[Task brief] Please copy every line from the following entries in which the word "JSON" appears.
*** Opening of Data section ***
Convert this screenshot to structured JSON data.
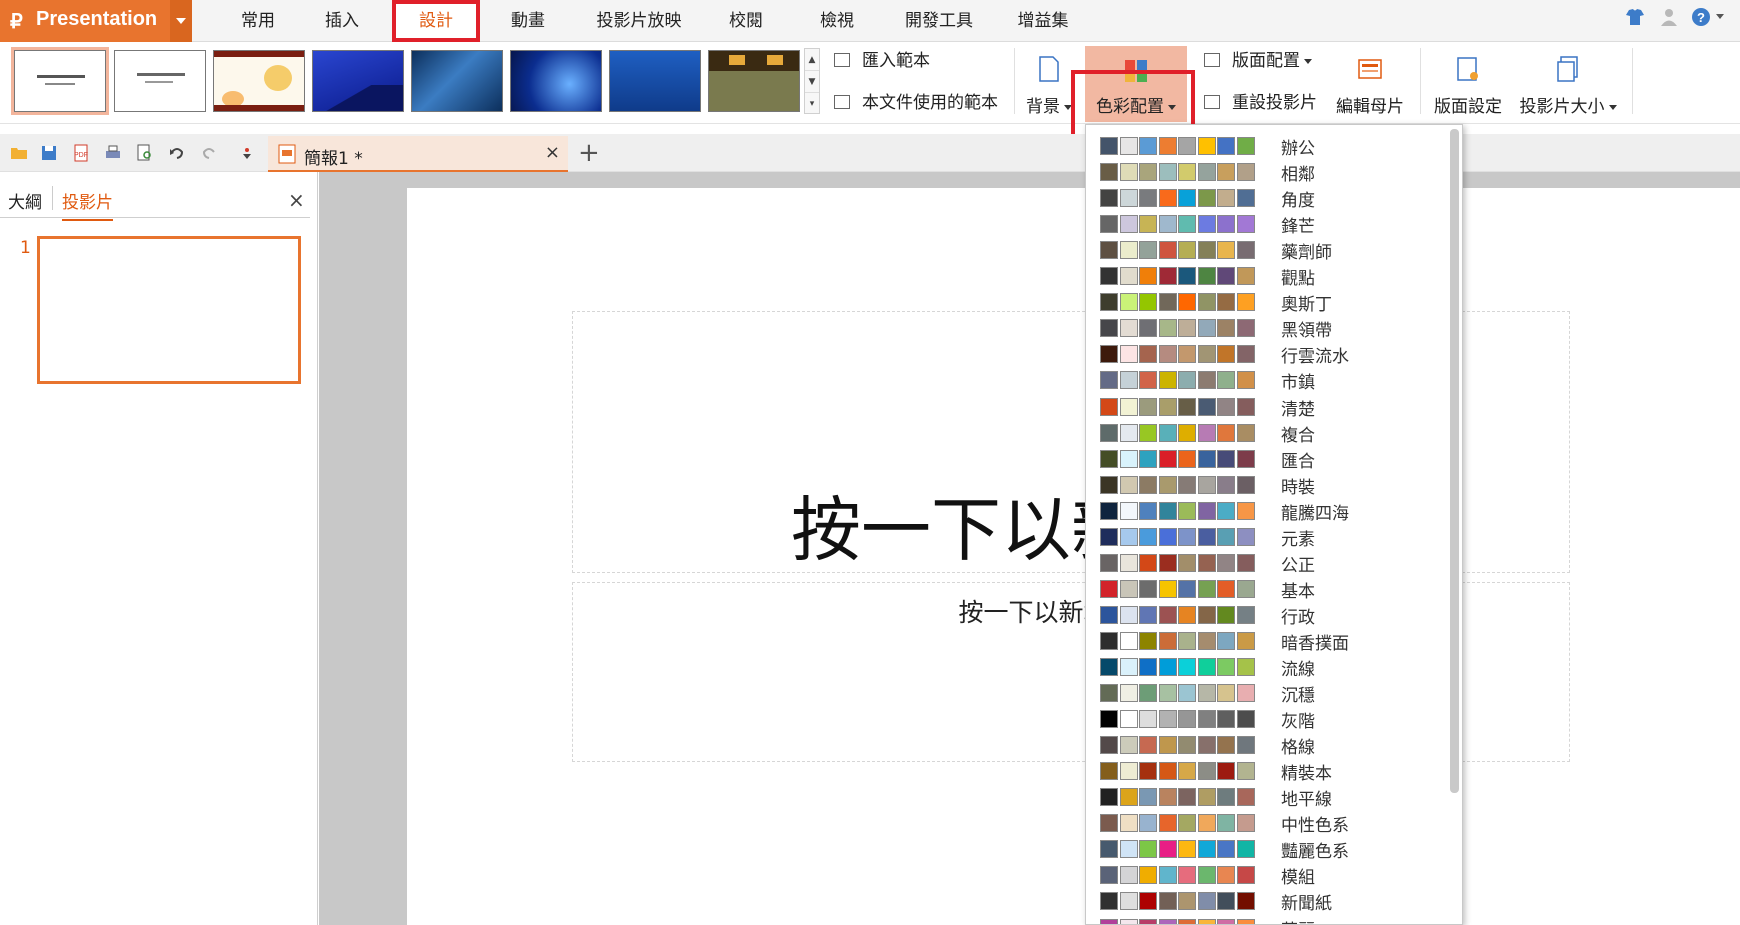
{
  "app": {
    "title": "Presentation"
  },
  "menu": {
    "tabs": [
      "常用",
      "插入",
      "設計",
      "動畫",
      "投影片放映",
      "校閱",
      "檢視",
      "開發工具",
      "增益集"
    ],
    "active": "設計"
  },
  "ribbon": {
    "import_template": "匯入範本",
    "doc_templates": "本文件使用的範本",
    "background": "背景",
    "color_scheme": "色彩配置",
    "layout": "版面配置",
    "reset_slide": "重設投影片",
    "edit_master": "編輯母片",
    "page_setup": "版面設定",
    "slide_size": "投影片大小"
  },
  "doc_tab": {
    "name": "簡報1 *",
    "close": "×",
    "new": "+"
  },
  "left_pane": {
    "tabs": [
      "大綱",
      "投影片"
    ],
    "active_tab": "投影片",
    "close": "×",
    "slide_number": "1"
  },
  "slide": {
    "title_placeholder": "按一下以新增標題",
    "subtitle_placeholder": "按一下以新增副標題"
  },
  "color_schemes": [
    {
      "name": "辦公",
      "colors": [
        "#44546a",
        "#e7e6e6",
        "#5b9bd5",
        "#ed7d31",
        "#a5a5a5",
        "#ffc000",
        "#4472c4",
        "#70ad47"
      ]
    },
    {
      "name": "相鄰",
      "colors": [
        "#695d46",
        "#dfdcb7",
        "#a9a57c",
        "#9cbebd",
        "#d2cb6c",
        "#95a39d",
        "#c89f5d",
        "#b1a089"
      ]
    },
    {
      "name": "角度",
      "colors": [
        "#434342",
        "#cdd7d9",
        "#797b7e",
        "#f96a1b",
        "#08a1d9",
        "#7c984a",
        "#c2ad8d",
        "#506e94"
      ]
    },
    {
      "name": "鋒芒",
      "colors": [
        "#666666",
        "#cdc7dd",
        "#c7b455",
        "#9fb8cd",
        "#60bbaf",
        "#6c7be1",
        "#8c71cd",
        "#a278d5"
      ]
    },
    {
      "name": "藥劑師",
      "colors": [
        "#5e5042",
        "#ebeccc",
        "#93a299",
        "#cf543f",
        "#b5ae53",
        "#848058",
        "#e8b54d",
        "#786c71"
      ]
    },
    {
      "name": "觀點",
      "colors": [
        "#333333",
        "#e1dccd",
        "#f07f09",
        "#9f2936",
        "#1b587c",
        "#4e8542",
        "#604878",
        "#c19859"
      ]
    },
    {
      "name": "奧斯丁",
      "colors": [
        "#3e3d2d",
        "#caf278",
        "#94c600",
        "#71685a",
        "#ff6700",
        "#909465",
        "#956b43",
        "#fea022"
      ]
    },
    {
      "name": "黑領帶",
      "colors": [
        "#46464a",
        "#e3dcd3",
        "#6f6f74",
        "#a7b789",
        "#beae98",
        "#92a9b9",
        "#9c8265",
        "#8d6974"
      ]
    },
    {
      "name": "行雲流水",
      "colors": [
        "#3d1a0c",
        "#fce4e4",
        "#a5644e",
        "#b58b80",
        "#c3986d",
        "#a19574",
        "#c17529",
        "#836467"
      ]
    },
    {
      "name": "市鎮",
      "colors": [
        "#646b86",
        "#c5d1d7",
        "#d16349",
        "#ccb400",
        "#8cadae",
        "#8c7b70",
        "#8fb08c",
        "#d19049"
      ]
    },
    {
      "name": "清楚",
      "colors": [
        "#d34817",
        "#f2f2d4",
        "#9b9b7d",
        "#a99e6a",
        "#675e47",
        "#4a5b73",
        "#918485",
        "#855d5d"
      ]
    },
    {
      "name": "複合",
      "colors": [
        "#5e6b6a",
        "#e4e9ef",
        "#98c723",
        "#59b0b9",
        "#deae00",
        "#b77bb4",
        "#e0773c",
        "#a98d63"
      ]
    },
    {
      "name": "匯合",
      "colors": [
        "#444d26",
        "#d9f3fc",
        "#2da2bf",
        "#da1f28",
        "#eb641b",
        "#39639d",
        "#474b78",
        "#7d3c4a"
      ]
    },
    {
      "name": "時裝",
      "colors": [
        "#3b3525",
        "#d1c8b0",
        "#8c7b64",
        "#a99a6d",
        "#867b76",
        "#a8a59f",
        "#897d8a",
        "#6b5f64"
      ]
    },
    {
      "name": "龍騰四海",
      "colors": [
        "#0f243e",
        "#f3f7fb",
        "#4f81bd",
        "#31849b",
        "#9bbb59",
        "#8064a2",
        "#4bacc6",
        "#f79646"
      ]
    },
    {
      "name": "元素",
      "colors": [
        "#1f2d5c",
        "#a6c9ed",
        "#4a9bdc",
        "#4a6fd9",
        "#7d93c9",
        "#4a5ea0",
        "#599fb3",
        "#8d8fc1"
      ]
    },
    {
      "name": "公正",
      "colors": [
        "#696464",
        "#e9e5dc",
        "#d34817",
        "#9b2d1f",
        "#a28e6a",
        "#956251",
        "#918485",
        "#855d5d"
      ]
    },
    {
      "name": "基本",
      "colors": [
        "#d2232a",
        "#c9c5b8",
        "#6c6c6c",
        "#f6c400",
        "#5472a7",
        "#76a152",
        "#e35d27",
        "#9aa890"
      ]
    },
    {
      "name": "行政",
      "colors": [
        "#2c559c",
        "#dce3ef",
        "#6076b4",
        "#9c5252",
        "#e68422",
        "#846648",
        "#63891f",
        "#758085"
      ]
    },
    {
      "name": "暗香撲面",
      "colors": [
        "#2d2d2d",
        "#ffffff",
        "#8d8400",
        "#cb6c38",
        "#a9b28c",
        "#a58c6e",
        "#7da7c0",
        "#ca9a46"
      ]
    },
    {
      "name": "流線",
      "colors": [
        "#06496a",
        "#daf1fb",
        "#0f6fc6",
        "#009dd9",
        "#0bd0d9",
        "#10cf9b",
        "#7cca62",
        "#a5c249"
      ]
    },
    {
      "name": "沉穩",
      "colors": [
        "#636b56",
        "#f0efe4",
        "#6d9d77",
        "#a7c1a2",
        "#9bc5d2",
        "#b6b7a7",
        "#d6c38e",
        "#e8aeb0"
      ]
    },
    {
      "name": "灰階",
      "colors": [
        "#000000",
        "#ffffff",
        "#dddddd",
        "#b2b2b2",
        "#969696",
        "#808080",
        "#5f5f5f",
        "#4d4d4d"
      ]
    },
    {
      "name": "格線",
      "colors": [
        "#534949",
        "#cccbba",
        "#c66951",
        "#bf974d",
        "#928b70",
        "#87706b",
        "#94734e",
        "#6f777d"
      ]
    },
    {
      "name": "精裝本",
      "colors": [
        "#845e1c",
        "#eeecd3",
        "#a5300f",
        "#d55816",
        "#d6a848",
        "#8c8d86",
        "#9d1b10",
        "#b2b490"
      ]
    },
    {
      "name": "地平線",
      "colors": [
        "#212121",
        "#dca41a",
        "#7a98b3",
        "#b9835f",
        "#7c6460",
        "#af9d63",
        "#6e7c7e",
        "#a8675b"
      ]
    },
    {
      "name": "中性色系",
      "colors": [
        "#7b5b4e",
        "#efdfc4",
        "#98b3cf",
        "#e7652b",
        "#a4a862",
        "#f0a85b",
        "#7fb4a3",
        "#c59b8e"
      ]
    },
    {
      "name": "豔麗色系",
      "colors": [
        "#475a6e",
        "#d0e4f6",
        "#7cc746",
        "#e81e85",
        "#fdb811",
        "#10a8d8",
        "#4976c5",
        "#11b5a5"
      ]
    },
    {
      "name": "模組",
      "colors": [
        "#5a6378",
        "#d4d4d6",
        "#f0ad00",
        "#60b5cc",
        "#e66c7d",
        "#6bb76d",
        "#e88651",
        "#c64847"
      ]
    },
    {
      "name": "新聞紙",
      "colors": [
        "#303030",
        "#dedede",
        "#ad0101",
        "#726056",
        "#ac956e",
        "#808da9",
        "#424e5b",
        "#730e00"
      ]
    },
    {
      "name": "華麗",
      "colors": [
        "#b13f9a",
        "#f4e7ed",
        "#b83d68",
        "#ac66bb",
        "#de6c36",
        "#f9b639",
        "#cf6da4",
        "#fa8d3d"
      ]
    }
  ]
}
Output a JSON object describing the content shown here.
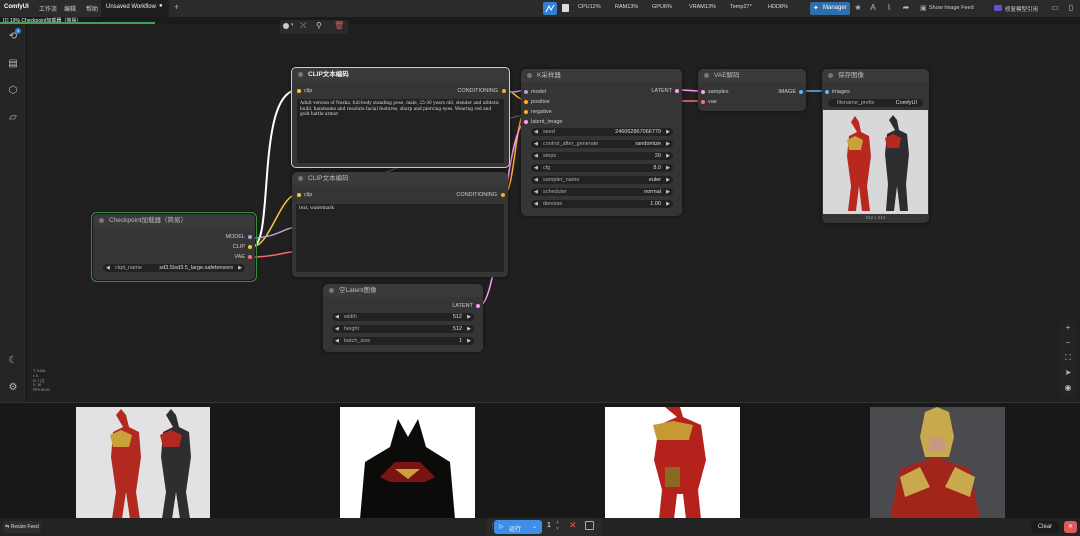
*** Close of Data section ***
[Expected answer]
Convert this screenshot to structured JSON data.
Output a JSON object describing the content shown here.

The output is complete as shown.